:: Records provided

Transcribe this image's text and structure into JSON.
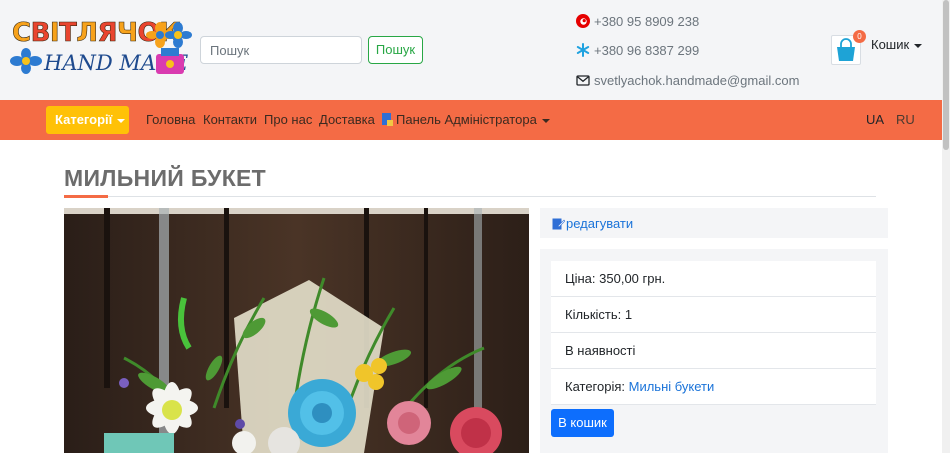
{
  "header": {
    "logo": {
      "word_top_letters": [
        {
          "ch": "С",
          "color": "#f7a21b"
        },
        {
          "ch": "В",
          "color": "#e9452f"
        },
        {
          "ch": "І",
          "color": "#f7a21b"
        },
        {
          "ch": "Т",
          "color": "#e9452f"
        },
        {
          "ch": "Л",
          "color": "#f7a21b"
        },
        {
          "ch": "Я",
          "color": "#e9452f"
        },
        {
          "ch": "Ч",
          "color": "#f7a21b"
        },
        {
          "ch": "О",
          "color": "#e9452f"
        },
        {
          "ch": "К",
          "color": "#f7a21b"
        }
      ],
      "word_bottom": "HAND MADE"
    },
    "search": {
      "placeholder": "Пошук",
      "button_label": "Пошук"
    },
    "contacts": [
      {
        "icon": "vodafone-icon",
        "text": "+380 95 8909 238"
      },
      {
        "icon": "kyivstar-icon",
        "text": "+380 96 8387 299"
      },
      {
        "icon": "envelope-icon",
        "text": "svetlyachok.handmade@gmail.com"
      }
    ],
    "cart": {
      "icon": "shopping-bag-icon",
      "count": "0",
      "label": "Кошик"
    }
  },
  "navbar": {
    "categories_label": "Категорії",
    "links": [
      "Головна",
      "Контакти",
      "Про нас",
      "Доставка"
    ],
    "admin_label": "Панель Адміністратора",
    "languages": [
      "UA",
      "RU"
    ]
  },
  "product": {
    "title": "МИЛЬНИЙ БУКЕТ",
    "edit_label": "редагувати",
    "price": "Ціна: 350,00 грн.",
    "quantity": "Кількість: 1",
    "availability": "В наявності",
    "category_prefix": "Категорія: ",
    "category_link": "Мильні букети",
    "add_to_cart": "В кошик"
  },
  "colors": {
    "navbar": "#f46b45",
    "categories_button": "#ffc107",
    "primary": "#0d6efd",
    "link": "#1a73d9",
    "search_button": "#28a745"
  }
}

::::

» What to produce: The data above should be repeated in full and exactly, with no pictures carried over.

» Task result:
Transcribe this image's text and structure into JSON.
{
  "header": {
    "logo": {
      "word_top_letters": [
        {
          "ch": "С",
          "color": "#f7a21b"
        },
        {
          "ch": "В",
          "color": "#e9452f"
        },
        {
          "ch": "І",
          "color": "#f7a21b"
        },
        {
          "ch": "Т",
          "color": "#e9452f"
        },
        {
          "ch": "Л",
          "color": "#f7a21b"
        },
        {
          "ch": "Я",
          "color": "#e9452f"
        },
        {
          "ch": "Ч",
          "color": "#f7a21b"
        },
        {
          "ch": "О",
          "color": "#e9452f"
        },
        {
          "ch": "К",
          "color": "#f7a21b"
        }
      ],
      "word_bottom": "HAND MADE"
    },
    "search": {
      "placeholder": "Пошук",
      "button_label": "Пошук"
    },
    "contacts": [
      {
        "icon": "vodafone-icon",
        "text": "+380 95 8909 238"
      },
      {
        "icon": "kyivstar-icon",
        "text": "+380 96 8387 299"
      },
      {
        "icon": "envelope-icon",
        "text": "svetlyachok.handmade@gmail.com"
      }
    ],
    "cart": {
      "icon": "shopping-bag-icon",
      "count": "0",
      "label": "Кошик"
    }
  },
  "navbar": {
    "categories_label": "Категорії",
    "links": [
      "Головна",
      "Контакти",
      "Про нас",
      "Доставка"
    ],
    "admin_label": "Панель Адміністратора",
    "languages": [
      "UA",
      "RU"
    ]
  },
  "product": {
    "title": "МИЛЬНИЙ БУКЕТ",
    "edit_label": "редагувати",
    "price": "Ціна: 350,00 грн.",
    "quantity": "Кількість: 1",
    "availability": "В наявності",
    "category_prefix": "Категорія: ",
    "category_link": "Мильні букети",
    "add_to_cart": "В кошик"
  },
  "colors": {
    "navbar": "#f46b45",
    "categories_button": "#ffc107",
    "primary": "#0d6efd",
    "link": "#1a73d9",
    "search_button": "#28a745"
  }
}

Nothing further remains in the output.